by Theresa Braine
The room was dim. About sixty bodies arranged themselves wall-to-wall in rows, eyes closed, supine on zabutons. Imagining themselves dead.
“How did you die?” intoned a voice. “How old were you when you died? Where were you when you died? Who was with you, or not, when you died?”
The questioner was Zen priest and chaplain Trudi Jinpu Hirsch-Abramson, who conducted the retreat Death & Dying: Using Death to Teach Us How to Live, on January 13 at Zen Mountain Monastery.
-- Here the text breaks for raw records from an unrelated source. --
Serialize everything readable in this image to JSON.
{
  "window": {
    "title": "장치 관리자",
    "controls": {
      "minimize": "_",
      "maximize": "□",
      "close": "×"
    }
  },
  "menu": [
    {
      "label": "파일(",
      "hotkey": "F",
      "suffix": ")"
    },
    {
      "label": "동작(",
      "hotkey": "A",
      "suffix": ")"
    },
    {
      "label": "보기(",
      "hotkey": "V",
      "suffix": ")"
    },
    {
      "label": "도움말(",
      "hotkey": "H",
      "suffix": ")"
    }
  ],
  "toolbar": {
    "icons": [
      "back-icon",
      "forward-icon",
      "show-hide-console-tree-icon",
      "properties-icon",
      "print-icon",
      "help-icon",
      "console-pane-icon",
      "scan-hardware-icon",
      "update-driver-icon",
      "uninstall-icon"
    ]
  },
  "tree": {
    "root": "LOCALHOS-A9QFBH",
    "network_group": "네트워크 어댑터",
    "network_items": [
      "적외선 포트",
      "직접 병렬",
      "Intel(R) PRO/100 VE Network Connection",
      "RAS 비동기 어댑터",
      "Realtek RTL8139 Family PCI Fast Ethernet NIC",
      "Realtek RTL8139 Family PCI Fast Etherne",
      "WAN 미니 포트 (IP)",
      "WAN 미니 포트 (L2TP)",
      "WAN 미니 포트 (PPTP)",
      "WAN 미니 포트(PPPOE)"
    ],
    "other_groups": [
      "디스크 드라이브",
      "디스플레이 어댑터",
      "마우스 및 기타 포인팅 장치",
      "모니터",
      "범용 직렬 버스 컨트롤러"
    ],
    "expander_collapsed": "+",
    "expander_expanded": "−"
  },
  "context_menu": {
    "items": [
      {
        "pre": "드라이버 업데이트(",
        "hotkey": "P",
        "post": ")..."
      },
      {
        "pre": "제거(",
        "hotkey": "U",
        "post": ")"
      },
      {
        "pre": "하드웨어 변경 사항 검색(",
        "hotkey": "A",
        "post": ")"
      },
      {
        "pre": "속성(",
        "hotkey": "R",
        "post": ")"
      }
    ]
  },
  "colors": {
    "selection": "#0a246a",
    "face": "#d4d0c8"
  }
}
What was most surprising about the weekend was the degree to which we did not talk about death—at least not about our fear of it—but about our lives.
“The prospect of death,” Hirsch-Abramson said, “can launch you into you.”Read more